"Fast tomorrow, and meditate on the Emperor's works," said the Chaplain, drawing a fleur de lys with the holy water upon Augustine's forehead. The Chaplain took a step back, watching the holy water run down off of the sergeant's brow, flowing down into the scars criss-crossing his face, onto the fleur de lys branded upon upon his cheek, and dripping down onto the verdant green robe he wore.
The Chaplain then removed his helmet, and set it on the ground. "Now that your confession is out of the way, Ephrus, how are you?" Chaplain Hector Krassos's features were surprisingly soft for a man with so stern a position, and the occasional scar and the pair of service studs did little to harden it. His rust-brown hair was close-cropped, and his piercing green eyes seemed to shine even in the relative darkness of the cell.
Augustine no longer was required to speak, and gave his injured throat a rest by switching to battle sign. He held his right arm out, formed a fist, and extended his thumb to the side. Then, he sharply raised his thumb. While the gesture literally meant "cleared" or "success," it was understood here as simply "acceptable."
"Good. Brethren have been transferred from the Seventh Tactical Reserve to replenish casualties, and when you have healed, you should speak to them. The Fifth Company is being deployed to respond to a labor uprising on a critical prometheum refining world about eight hundred light years from the Segmentum Solar border," said Krassos.
Augustine nodded, surprised that the Chaplain had moved so quickly back into business. Krassos smiled, and said, "I'm not that heartless, Ephrus. They were my brothers as well, and I knew them at least as well as you." Krassos withdrew a flask from another pouch on his belt, which normally contained a spare magazine for his bolt pistol.
"Affirmative," gestured Augustine, forcing at least one corner of his mouth to curve into a grin. He stood, for the first time in what seemed like days, and walked to his footlocker, from which he withdrew two silver goblets. Much like his new forearm, they were the work of master artisans, their value out of reach of all but the wealthiest noble families of the Imperium. And yet they sat, largely unused, in a footlocker in a dark cell.
Krassos removed the stopper from the flask, and poured half the contents into one cup, and half into the other. "This is an 887 from the Lucrezzi vineyards, about thirty kilometers south of the start of the northern mountain chain. It came with the Captain's highest regard," he said, handing one cup back to Augustine.

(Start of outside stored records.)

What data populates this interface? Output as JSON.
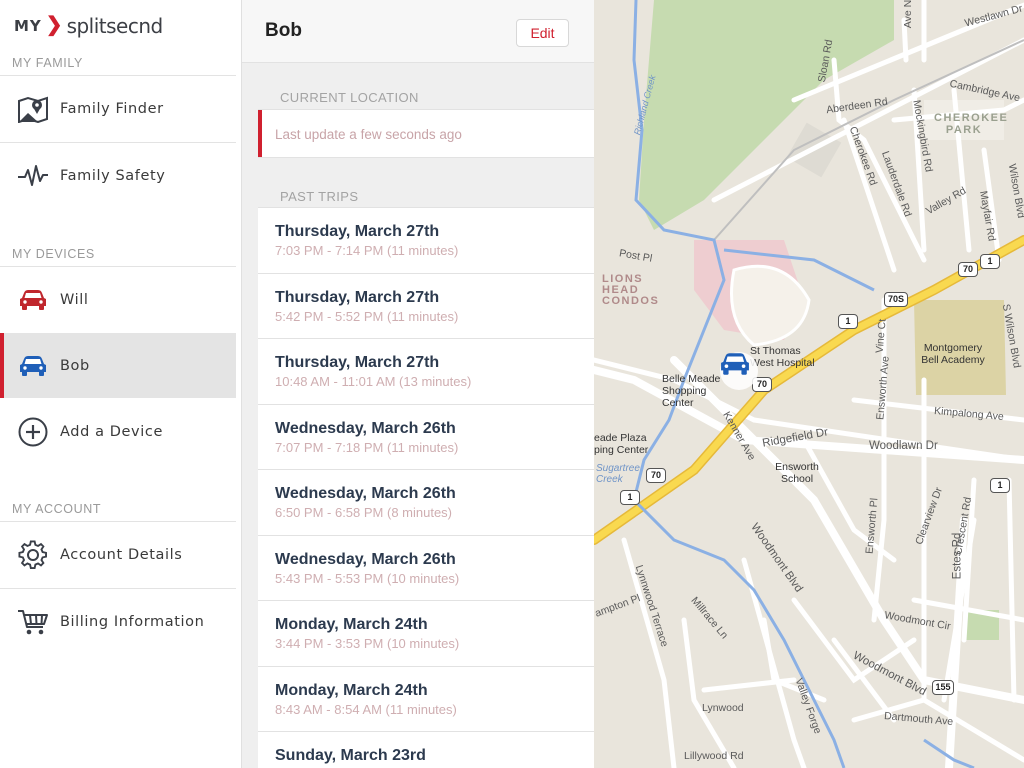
{
  "logo": {
    "my": "MY",
    "brand": "splitsecnd"
  },
  "sidebar": {
    "sections": {
      "family": "MY FAMILY",
      "devices": "MY DEVICES",
      "account": "MY ACCOUNT"
    },
    "family_items": [
      {
        "label": "Family Finder",
        "icon": "map-pin-icon"
      },
      {
        "label": "Family Safety",
        "icon": "heartbeat-icon"
      }
    ],
    "device_items": [
      {
        "label": "Will",
        "icon": "car-icon",
        "color": "#c0272d"
      },
      {
        "label": "Bob",
        "icon": "car-icon",
        "color": "#1f5fb8",
        "active": true
      },
      {
        "label": "Add a Device",
        "icon": "plus-circle-icon"
      }
    ],
    "account_items": [
      {
        "label": "Account Details",
        "icon": "gear-icon"
      },
      {
        "label": "Billing Information",
        "icon": "cart-icon"
      }
    ]
  },
  "panel": {
    "title": "Bob",
    "edit_label": "Edit",
    "current_location_label": "CURRENT LOCATION",
    "last_update": "Last update a few seconds ago",
    "past_trips_label": "PAST TRIPS",
    "trips": [
      {
        "day": "Thursday, March 27th",
        "time": "7:03 PM - 7:14 PM (11 minutes)"
      },
      {
        "day": "Thursday, March 27th",
        "time": "5:42 PM - 5:52 PM (11 minutes)"
      },
      {
        "day": "Thursday, March 27th",
        "time": "10:48 AM - 11:01 AM (13 minutes)"
      },
      {
        "day": "Wednesday, March 26th",
        "time": "7:07 PM - 7:18 PM (11 minutes)"
      },
      {
        "day": "Wednesday, March 26th",
        "time": "6:50 PM - 6:58 PM (8 minutes)"
      },
      {
        "day": "Wednesday, March 26th",
        "time": "5:43 PM - 5:53 PM (10 minutes)"
      },
      {
        "day": "Monday, March 24th",
        "time": "3:44 PM - 3:53 PM (10 minutes)"
      },
      {
        "day": "Monday, March 24th",
        "time": "8:43 AM - 8:54 AM (11 minutes)"
      },
      {
        "day": "Sunday, March 23rd",
        "time": ""
      }
    ]
  },
  "map": {
    "labels": {
      "westlawn": "Westlawn Dr",
      "cambridge": "Cambridge Ave",
      "aberdeen": "Aberdeen Rd",
      "cherokee_park": "CHEROKEE PARK",
      "richland_creek": "Richland Creek",
      "sloan": "Sloan Rd",
      "ave_n": "Ave N",
      "lions_head": "LIONS HEAD CONDOS",
      "post_pl": "Post Pl",
      "st_thomas": "St Thomas West Hospital",
      "belle_meade": "Belle Meade Shopping Center",
      "montgomery": "Montgomery Bell Academy",
      "kimpalong": "Kimpalong Ave",
      "woodlawn": "Woodlawn Dr",
      "ridgefield": "Ridgefield Dr",
      "ensworth_school": "Ensworth School",
      "kenner": "Kenner Ave",
      "meade_plaza": "eade Plaza ping Center",
      "sugartree": "Sugartree Creek",
      "woodmont_blvd": "Woodmont Blvd",
      "woodmont_cir": "Woodmont Cir",
      "lynnwood_terrace": "Lynnwood Terrace",
      "millrace": "Millrace Ln",
      "estes": "Estes Rd",
      "dartmouth": "Dartmouth Ave",
      "lynwood": "Lynwood",
      "lillywood": "Lillywood Rd",
      "valley_forge": "Valley Forge",
      "valley_rd": "Valley Rd",
      "mayfair": "Mayfair Rd",
      "wilson": "Wilson Blvd",
      "s_wilson": "S Wilson Blvd",
      "cherokee_rd": "Cherokee Rd",
      "mockingbird": "Mockingbird Rd",
      "lauderdale": "Lauderdale Rd",
      "vine": "Vine Ct",
      "ensworth_ave": "Ensworth Ave",
      "ensworth_pl": "Ensworth Pl",
      "clearview": "Clearview Dr",
      "crescent": "Crescent Rd",
      "hampton": "ampton Pl"
    },
    "shields": [
      "70",
      "1",
      "70S",
      "1",
      "70",
      "70",
      "1",
      "1",
      "155"
    ]
  }
}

The sergeant very deliberately took the cup in his new, metallic hand. "To my brothers, who now know peace," he croaked, lifting the cup.
"In nomine padre nos, Imperator, nosci in pacem
," said Krassos, offering his own devotional, draining his share of the bottle in one swift gulp. Krassos and Augustine then sat in silence in the cold, dark chamber, remembering those who had died while they had lived.